- _What you need to do_:
Across all entries below, how many lines include "value"? Answer with the number alone.

The data: Begin

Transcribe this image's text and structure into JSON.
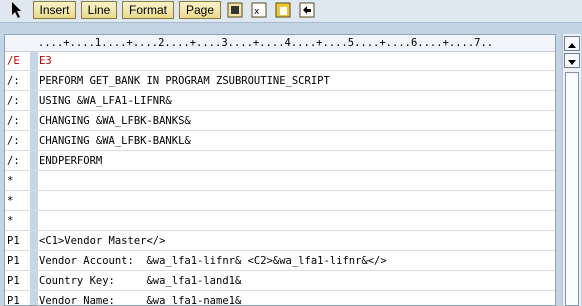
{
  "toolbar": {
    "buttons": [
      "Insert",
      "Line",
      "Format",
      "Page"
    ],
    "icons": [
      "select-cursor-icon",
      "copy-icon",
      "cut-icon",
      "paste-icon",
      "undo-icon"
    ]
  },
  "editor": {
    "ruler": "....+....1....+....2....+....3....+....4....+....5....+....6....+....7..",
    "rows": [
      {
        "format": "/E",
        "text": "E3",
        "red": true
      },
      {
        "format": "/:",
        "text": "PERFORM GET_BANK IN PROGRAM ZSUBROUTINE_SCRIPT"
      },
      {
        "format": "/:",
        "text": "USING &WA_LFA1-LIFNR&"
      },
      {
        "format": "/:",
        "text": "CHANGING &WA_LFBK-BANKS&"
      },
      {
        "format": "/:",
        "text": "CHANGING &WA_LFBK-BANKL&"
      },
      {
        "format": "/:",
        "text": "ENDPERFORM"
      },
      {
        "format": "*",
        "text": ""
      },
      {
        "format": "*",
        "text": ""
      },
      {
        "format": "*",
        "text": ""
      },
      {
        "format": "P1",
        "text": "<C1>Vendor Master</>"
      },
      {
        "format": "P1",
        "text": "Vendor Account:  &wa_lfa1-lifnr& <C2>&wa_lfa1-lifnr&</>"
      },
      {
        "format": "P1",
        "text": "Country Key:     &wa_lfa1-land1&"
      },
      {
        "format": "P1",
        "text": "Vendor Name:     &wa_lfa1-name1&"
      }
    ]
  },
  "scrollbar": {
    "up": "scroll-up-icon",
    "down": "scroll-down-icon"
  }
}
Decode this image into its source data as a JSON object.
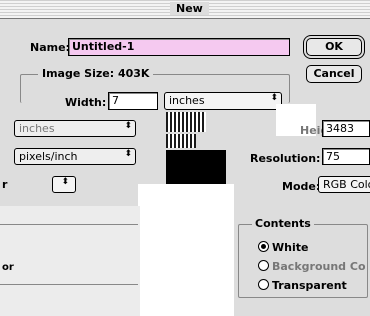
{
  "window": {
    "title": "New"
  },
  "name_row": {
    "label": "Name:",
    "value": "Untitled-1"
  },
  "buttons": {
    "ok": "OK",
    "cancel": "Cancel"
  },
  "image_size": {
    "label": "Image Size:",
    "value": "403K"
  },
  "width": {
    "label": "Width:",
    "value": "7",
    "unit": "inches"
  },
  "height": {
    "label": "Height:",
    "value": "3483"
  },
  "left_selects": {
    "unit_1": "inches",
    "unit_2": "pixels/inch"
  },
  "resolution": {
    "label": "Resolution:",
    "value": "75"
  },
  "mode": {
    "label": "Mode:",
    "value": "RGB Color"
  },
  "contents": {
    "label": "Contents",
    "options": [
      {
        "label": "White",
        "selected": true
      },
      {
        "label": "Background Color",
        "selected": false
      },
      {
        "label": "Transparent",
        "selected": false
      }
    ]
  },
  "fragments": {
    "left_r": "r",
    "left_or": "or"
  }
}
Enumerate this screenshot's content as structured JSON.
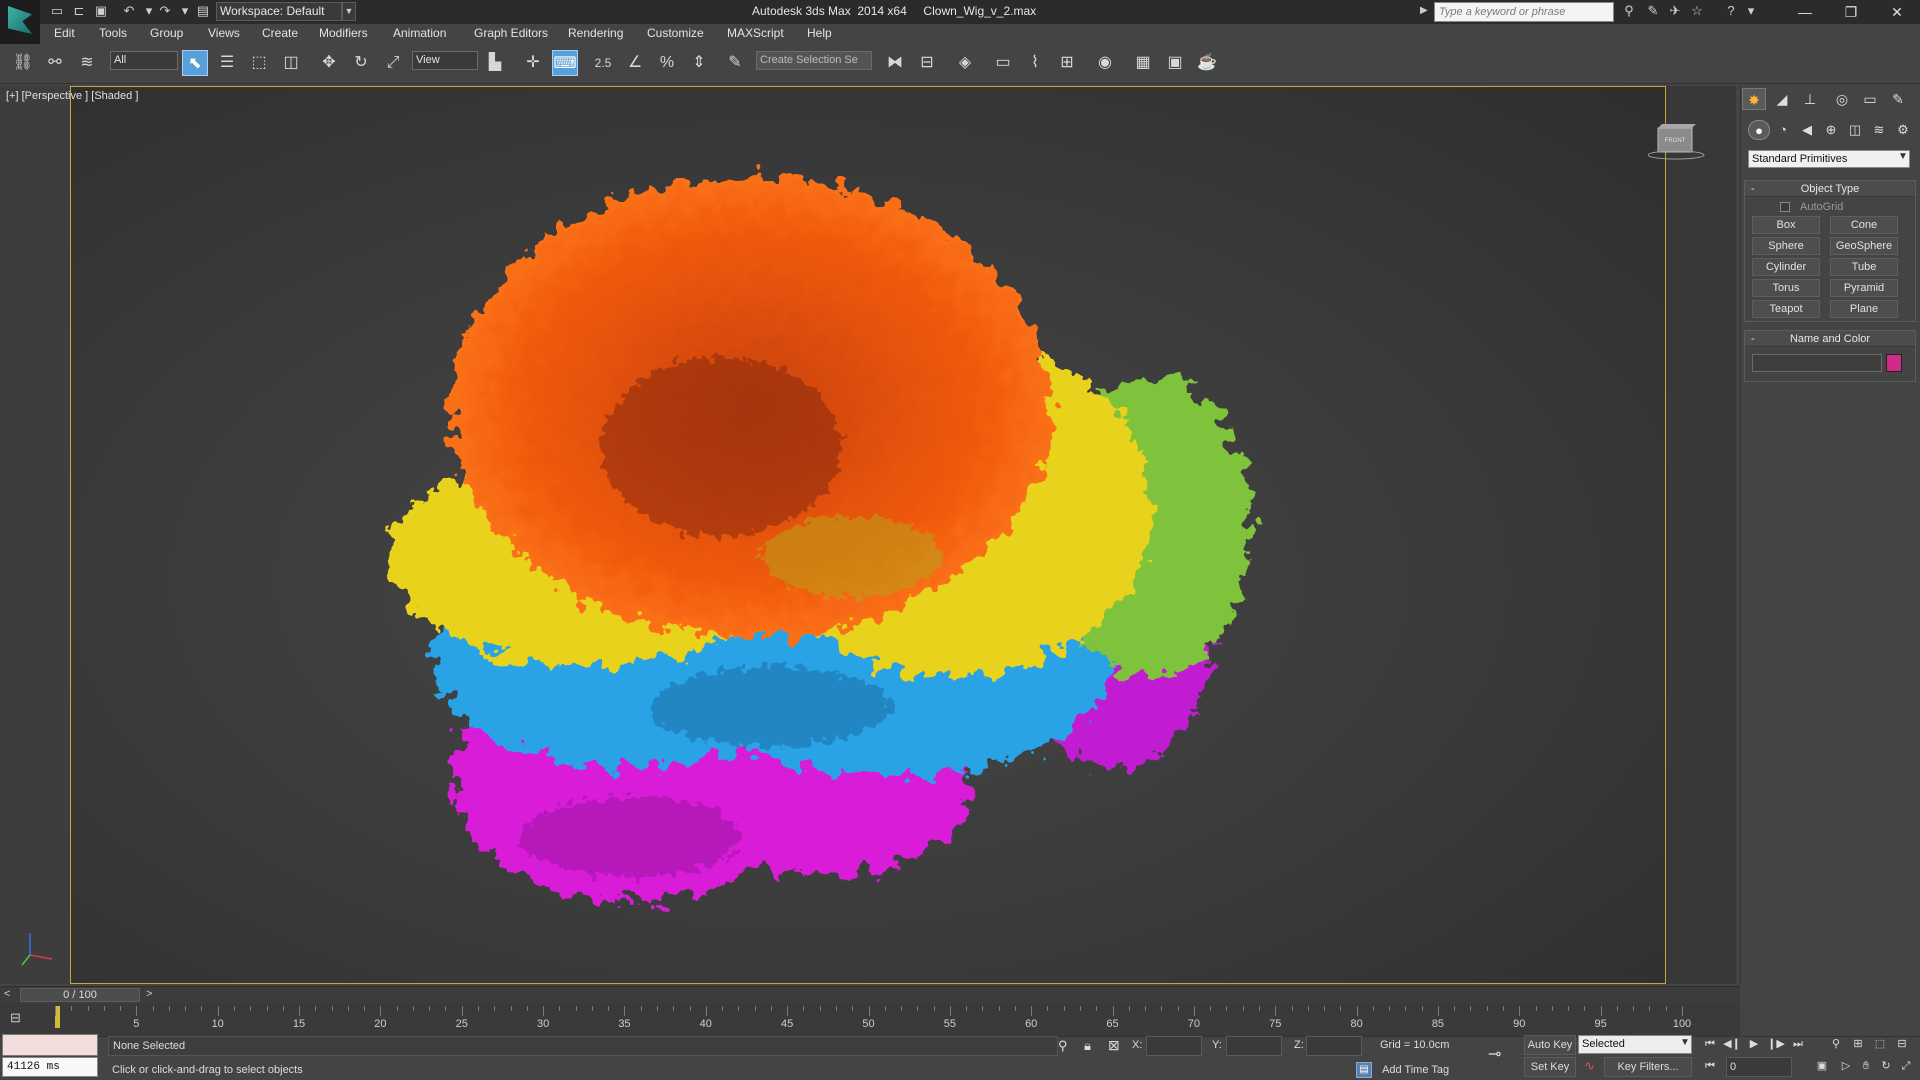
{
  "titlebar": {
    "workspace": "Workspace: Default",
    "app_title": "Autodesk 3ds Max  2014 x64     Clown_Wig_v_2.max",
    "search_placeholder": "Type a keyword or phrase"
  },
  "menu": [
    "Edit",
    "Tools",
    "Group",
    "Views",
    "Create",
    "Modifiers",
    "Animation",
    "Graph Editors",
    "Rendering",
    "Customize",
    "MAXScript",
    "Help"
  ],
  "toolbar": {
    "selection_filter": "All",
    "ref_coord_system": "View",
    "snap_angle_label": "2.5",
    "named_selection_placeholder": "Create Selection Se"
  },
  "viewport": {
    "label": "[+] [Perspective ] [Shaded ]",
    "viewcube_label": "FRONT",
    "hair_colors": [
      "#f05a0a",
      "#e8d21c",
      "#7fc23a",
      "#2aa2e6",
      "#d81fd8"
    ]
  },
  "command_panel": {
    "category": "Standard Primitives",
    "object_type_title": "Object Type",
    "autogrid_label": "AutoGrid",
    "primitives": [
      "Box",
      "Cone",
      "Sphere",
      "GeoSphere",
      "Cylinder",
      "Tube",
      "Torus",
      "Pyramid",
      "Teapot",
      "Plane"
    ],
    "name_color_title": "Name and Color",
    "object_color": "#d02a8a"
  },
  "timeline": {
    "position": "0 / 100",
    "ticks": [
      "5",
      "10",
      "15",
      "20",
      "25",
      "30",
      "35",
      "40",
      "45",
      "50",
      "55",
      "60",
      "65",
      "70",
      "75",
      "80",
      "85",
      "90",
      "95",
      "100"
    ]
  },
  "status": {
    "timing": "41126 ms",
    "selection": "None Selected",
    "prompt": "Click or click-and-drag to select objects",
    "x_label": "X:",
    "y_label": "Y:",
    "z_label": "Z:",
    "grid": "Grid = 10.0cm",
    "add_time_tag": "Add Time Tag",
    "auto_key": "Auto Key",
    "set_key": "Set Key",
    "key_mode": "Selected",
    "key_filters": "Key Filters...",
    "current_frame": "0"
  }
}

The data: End

- _Reply to the exercise_:
6